Baoli Lehna Singh Sharad Keskar writes: Malapropisms are very much in the ball court of anyone trying to pick up a foreign language. I’d assumed that RK misheard the first word and so gave us a plausible entry. If baoli is right, there is a Hindi word baolee which is a drag–a thing or animal with which dogs, hawks etc are taught to hunt. So baolee dehna is ‘to initiate or train’. But RK wrote lehna. Lehna = take, and dehna=to give. Either/or makes sense in the context. But the thought of Mr Singh providing an object or animal for pig-sticking practice could make this the better entry. The word baolee is flexible. It also means a large well into which people descend by steps to get water and which RK would refer to as a ‘tank’. [S.K.]
pig-stick ‘Pigsticking’ is hunting by spearmen on horseback, using a specialised boar spear. A dangerous sport mentioned in some of the Indian stories. See “Cupid’s Arrows” page 62, Heading:
Pit where the buffalo cooled his hide,
By the Hot sun emptied, and blistered and dried…
trooped the Colours a spectacular military parade when the Colours are displayed to the regiment. See “The Mutiny of the Mavericks” page 223, line 19.
heat-apoplexy see Dr. Gillian Sheehan’s “Kipling and Medicine”, and “In the Matter of a Private”, Soldiers Three, page 81, line 24.
Cockney regiment Probably the 31st East Surreys, ‘a London-recruited regiment of skilful dog-stealers’ (Something of Myself, page 55) Now incorporated in the Queen’s Regiment See their web-site. )
Kimberley city in South Africa, capital of the Northern Cape near the confluence of the Vaal and Orange Rivers. Kimberley has historical significance from its diamond mining past and its siege during the Second Boer War.
Bloemfontein capital of the Free State Province of South Africa as well as one of the nation’s three capitals, being the judicial capital. See Julian Ralph, War’s Brighter Side for Kipling’s activities on the local newspaper The Friend of Bloemfontein.
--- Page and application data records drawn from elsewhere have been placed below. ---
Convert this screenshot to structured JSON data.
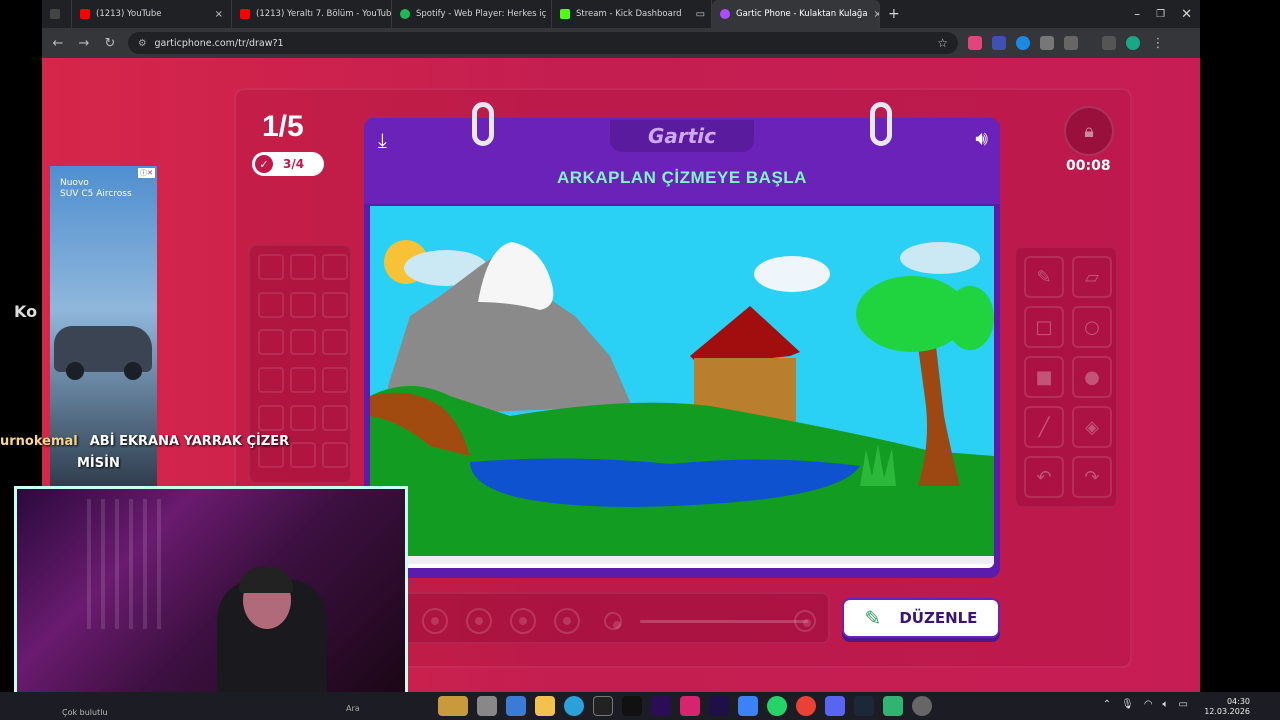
{
  "browser": {
    "tabs": [
      {
        "label": "(1213) YouTube",
        "color": "#ff0000"
      },
      {
        "label": "(1213) Yeraltı 7. Bölüm - YouTub",
        "color": "#ff0000"
      },
      {
        "label": "Spotify - Web Player: Herkes iç",
        "color": "#1db954"
      },
      {
        "label": "Stream - Kick Dashboard",
        "color": "#53fc18"
      },
      {
        "label": "",
        "color": "#8ab4f8"
      },
      {
        "label": "Gartic Phone - Kulaktan Kulağa",
        "color": "#b04aff"
      }
    ],
    "url": "garticphone.com/tr/draw?1"
  },
  "game": {
    "round": "1/5",
    "done_count": "3/4",
    "logo": "Gartic",
    "prompt": "ARKAPLAN ÇİZMEYE BAŞLA",
    "timer": "00:08",
    "edit_button": "DÜZENLE",
    "tools": [
      "pencil-icon",
      "eraser-icon",
      "rectangle-outline-icon",
      "circle-outline-icon",
      "rectangle-fill-icon",
      "circle-fill-icon",
      "line-icon",
      "fill-bucket-icon",
      "undo-icon",
      "redo-icon"
    ]
  },
  "ad": {
    "headline": "Nuovo",
    "subline": "SUV C5 Aircross"
  },
  "chat": {
    "user": "urnokemal",
    "message_line1": "ABİ EKRANA YARRAK ÇİZER",
    "message_line2": "MİSİN"
  },
  "edge_label": "Ko",
  "taskbar": {
    "weather": "Çok bulutlu",
    "search": "Ara",
    "time": "04:30",
    "date": "12.03.2026"
  },
  "colors": {
    "accent": "#6a22b8",
    "prompt_text": "#7ef7c8",
    "page_bg": "#d6264a"
  }
}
Umballa now known as Ambala, city and District in the state of Haryana, India, on the border of the states of Haryana and Punjab in India. There is still a garrison in the cantonment. It is the scene of an important part of Kim (Chapter 2 )
twelve-anna gallop ORG defines this as a friendly race for small stakes, or a gallop at three-quarter speed, there being 16 annas to the rupee. (The rupee is now divided into 100 paises but the anna is occasionally used.)
Orange River Colony created after the occupation (1900) and annexation (1902) of the independent Orange Free State in the Second Boer War. The colony was absorbed into the Union of South Africa as Orange Free State Province in 1910.
Doctor Brydon at Jellalabad (the spelling varies) Town near the Kabu River and Khyber Pass – one of the most important positions in Afghanistan, for it dominates the entrances to the Laghman and the Kunar valleys; commanding the routes to, Chiteral and the Kabul-Peshawar road.
This is a drunken joke in rather poor taste, as William Brydon CB (1811-1873), assistant surgeon in the British East India Company Army during the First Afghan War was the only European of the Kabul garrison of 4,500 men to reach safety in the long retreat to Jalalabad, after the revolt of 1841 The garrison included the 4th Foot (The Essex Regiment).
Auld Lang Syne a much celebrated Scottish poem written by Robert Burns in 1788 which goes to a traditional folk-tune, often sung at New Year celebrations, at the end of a dinner, or when a troopship sails. He wrote in ‘Lallans’, the dialect of the Scottish Lowlands, and the title means ‘old times’ (literally ‘Old long since’).
[J. H. McG.]
©John McGivering 2009 All rights reserved